The month of January takes its name from the Roman god Janus. If you’re feeling confused at the beginning of the new year, then Janus is the god for you. In Roman mythology he was the ruler of both endings and beginnings. Just for good measure Janus was also in charge of transitions, of the middle ground, between such opposites as barbarism and civilisation, city and countryside, or youth and adulthood. So you could say he was in charge of everything.

Out with the old, in with the new, business as usual – it was all the same to Janus.

Janus was not the senior god of the Roman world, but he was perhaps the most powerful. He had to be called upon at the beginning of every religious service involving any other god. After all he ruled gateways, including the door through to the godly realm.
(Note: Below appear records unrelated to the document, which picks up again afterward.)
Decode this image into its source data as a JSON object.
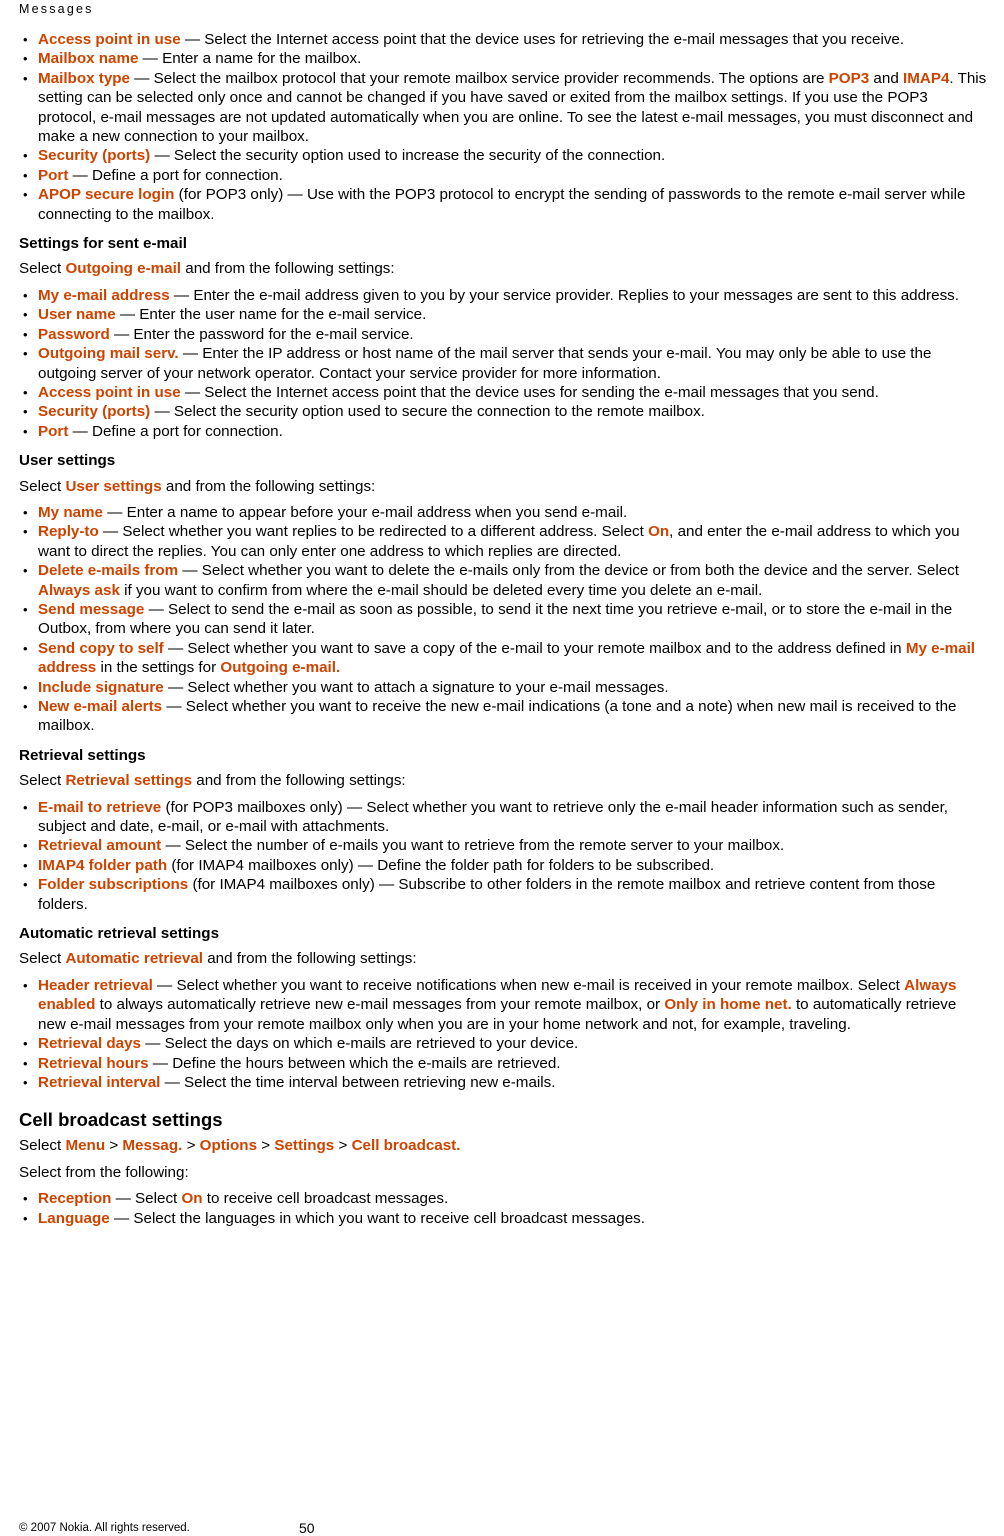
{
  "header": {
    "title": "Messages"
  },
  "footer": {
    "copyright": "© 2007 Nokia. All rights reserved.",
    "page_number": "50"
  },
  "bullets_top": [
    {
      "term": "Access point in use",
      "rest": " — Select the Internet access point that the device uses for retrieving the e-mail messages that you receive."
    },
    {
      "term": "Mailbox name",
      "rest": " — Enter a name for the mailbox."
    },
    {
      "term": "Mailbox type",
      "rest_a": " — Select the mailbox protocol that your remote mailbox service provider recommends. The options are ",
      "link_a": "POP3",
      "rest_b": " and ",
      "link_b": "IMAP4",
      "rest_c": ". This setting can be selected only once and cannot be changed if you have saved or exited from the mailbox settings. If you use the POP3 protocol, e-mail messages are not updated automatically when you are online. To see the latest e-mail messages, you must disconnect and make a new connection to your mailbox."
    },
    {
      "term": "Security (ports)",
      "rest": " — Select the security option used to increase the security of the connection."
    },
    {
      "term": "Port",
      "rest": " — Define a port for connection."
    },
    {
      "term": "APOP secure login",
      "rest": " (for POP3 only) — Use with the POP3 protocol to encrypt the sending of passwords to the remote e-mail server while connecting to the mailbox."
    }
  ],
  "sent": {
    "heading": "Settings for sent e-mail",
    "intro_a": "Select ",
    "intro_link": "Outgoing e-mail",
    "intro_b": " and from the following settings:",
    "bullets": [
      {
        "term": "My e-mail address",
        "rest": " — Enter the e-mail address given to you by your service provider. Replies to your messages are sent to this address."
      },
      {
        "term": "User name",
        "rest": " — Enter the user name for the e-mail service."
      },
      {
        "term": "Password",
        "rest": " — Enter the password for the e-mail service."
      },
      {
        "term": "Outgoing mail serv.",
        "rest": " — Enter the IP address or host name of the mail server that sends your e-mail. You may only be able to use the outgoing server of your network operator. Contact your service provider for more information."
      },
      {
        "term": "Access point in use",
        "rest": " — Select the Internet access point that the device uses for sending the e-mail messages that you send."
      },
      {
        "term": "Security (ports)",
        "rest": " — Select the security option used to secure the connection to the remote mailbox."
      },
      {
        "term": "Port",
        "rest": " — Define a port for connection."
      }
    ]
  },
  "user_settings": {
    "heading": "User settings",
    "intro_a": "Select ",
    "intro_link": "User settings",
    "intro_b": " and from the following settings:",
    "bullets": [
      {
        "term": "My name",
        "rest": " — Enter a name to appear before your e-mail address when you send e-mail."
      },
      {
        "term": "Reply-to",
        "rest_a": " — Select whether you want replies to be redirected to a different address. Select ",
        "link_a": "On",
        "rest_b": ", and enter the e-mail address to which you want to direct the replies. You can only enter one address to which replies are directed."
      },
      {
        "term": "Delete e-mails from",
        "rest_a": " — Select whether you want to delete the e-mails only from the device or from both the device and the server. Select ",
        "link_a": "Always ask",
        "rest_b": " if you want to confirm from where the e-mail should be deleted every time you delete an e-mail."
      },
      {
        "term": "Send message",
        "rest": " — Select to send the e-mail as soon as possible, to send it the next time you retrieve e-mail, or to store the e-mail in the Outbox, from where you can send it later."
      },
      {
        "term": "Send copy to self",
        "rest_a": " — Select whether you want to save a copy of the e-mail to your remote mailbox and to the address defined in ",
        "link_a": "My e-mail address",
        "rest_b": " in the settings for ",
        "link_b": "Outgoing e-mail.",
        "rest_c": ""
      },
      {
        "term": "Include signature",
        "rest": " — Select whether you want to attach a signature to your e-mail messages."
      },
      {
        "term": "New e-mail alerts",
        "rest": " — Select whether you want to receive the new e-mail indications (a tone and a note) when new mail is received to the mailbox."
      }
    ]
  },
  "retrieval": {
    "heading": "Retrieval settings",
    "intro_a": "Select ",
    "intro_link": "Retrieval settings",
    "intro_b": " and from the following settings:",
    "bullets": [
      {
        "term": "E-mail to retrieve",
        "rest": " (for POP3 mailboxes only) — Select whether you want to retrieve only the e-mail header information such as sender, subject and date, e-mail, or e-mail with attachments."
      },
      {
        "term": "Retrieval amount",
        "rest": " — Select the number of e-mails you want to retrieve from the remote server to your mailbox."
      },
      {
        "term": "IMAP4 folder path",
        "rest": " (for IMAP4 mailboxes only) — Define the folder path for folders to be subscribed."
      },
      {
        "term": "Folder subscriptions",
        "rest": " (for IMAP4 mailboxes only) — Subscribe to other folders in the remote mailbox and retrieve content from those folders."
      }
    ]
  },
  "auto_retrieval": {
    "heading": "Automatic retrieval settings",
    "intro_a": "Select ",
    "intro_link": "Automatic retrieval",
    "intro_b": " and from the following settings:",
    "bullets": [
      {
        "term": "Header retrieval",
        "rest_a": " — Select whether you want to receive notifications when new e-mail is received in your remote mailbox. Select ",
        "link_a": "Always enabled",
        "rest_b": " to always automatically retrieve new e-mail messages from your remote mailbox, or ",
        "link_b": "Only in home net.",
        "rest_c": " to automatically retrieve new e-mail messages from your remote mailbox only when you are in your home network and not, for example, traveling."
      },
      {
        "term": "Retrieval days",
        "rest": " — Select the days on which e-mails are retrieved to your device."
      },
      {
        "term": "Retrieval hours",
        "rest": " — Define the hours between which the e-mails are retrieved."
      },
      {
        "term": "Retrieval interval",
        "rest": " — Select the time interval between retrieving new e-mails."
      }
    ]
  },
  "cell_broadcast": {
    "heading": "Cell broadcast settings",
    "path_prefix": "Select ",
    "path": [
      "Menu",
      "Messag.",
      "Options",
      "Settings",
      "Cell broadcast."
    ],
    "sep": " > ",
    "intro": "Select from the following:",
    "bullets": [
      {
        "term": "Reception",
        "rest_a": " — Select ",
        "link_a": "On",
        "rest_b": " to receive cell broadcast messages."
      },
      {
        "term": "Language",
        "rest": " — Select the languages in which you want to receive cell broadcast messages."
      }
    ]
  }
}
So in 2017, whether you are dealing with endings or beginnings or anything in between, January is named after a god who kept an eye on all those things, and treated them just the same.

Happy new year


The Tolling of the Bell at New Year




As 2016 ended, I decided to read Ernest Hemingway’s famous book about the Spanish Civil War, For Whom The Bell Tolls.  On the first page, he quotes those famous lines from John Donne:

No man is an island,
Entire of itself,
Every man is a piece of the continent,
A part of the main.
If a clod be washed away by the sea,
Europe is the less.
As well as if a promontory were.

In 2016, as part of a worldwide trend towards division, the UK was a clod washed away by the sea.  Teresa May has since told us to be unified, but at what stage does a group of people become unified?  At what point do borders truly reflect the oneness of the people within them, so that they can say, “this is who we are”?

Reading Hemingway I would say, never.

The novel’s central character is Robert Jordan, who in an earlier life taught Spanish at an American university.  Now like many other idealistic young men in the 1930s, he has joined the International Brigade of volunteers fighting the fascists in the Spanish Civil War.  He has gone behind enemy lines to help a partisan band of republican Spanish.  Finding a situation that is not exactly black and white, he reflects on how hard it is to find unity amongst people:

“Of course they turned on you.  They turned on you often, but they always turned on everyone.  They turned on themselves.  If you had three together two would unite against one, and then the two would start to betray each other.”

That is the reality of people living together.  There is no final cohesive unit of humanity.  People chase after a secure sense of identity when such a thing does not exist.

The book pulls apart all the usual ways people consider themselves to be together.  National identity means nothing; comrades in a life or death struggle seem just as likely to shoot each other, as they are to shoot at the enemy.  Even an individual seems divided.  Robert Jordan has many arguments with himself.  But set against all this are moments which can only be described as transcendent in the unity they describe. These blissful interludes involve a love affair between Robert Jordan and Marie, a young woman the partisan band have rescued from fascist captors during a raid on a train.  The pressure of the situation drives these two together, so that in them we see the other side of the coin. Unity can exist in division.

In a world that wants to divide itself in pursuit of identity, For Whom The Bell Tolls should be required reading.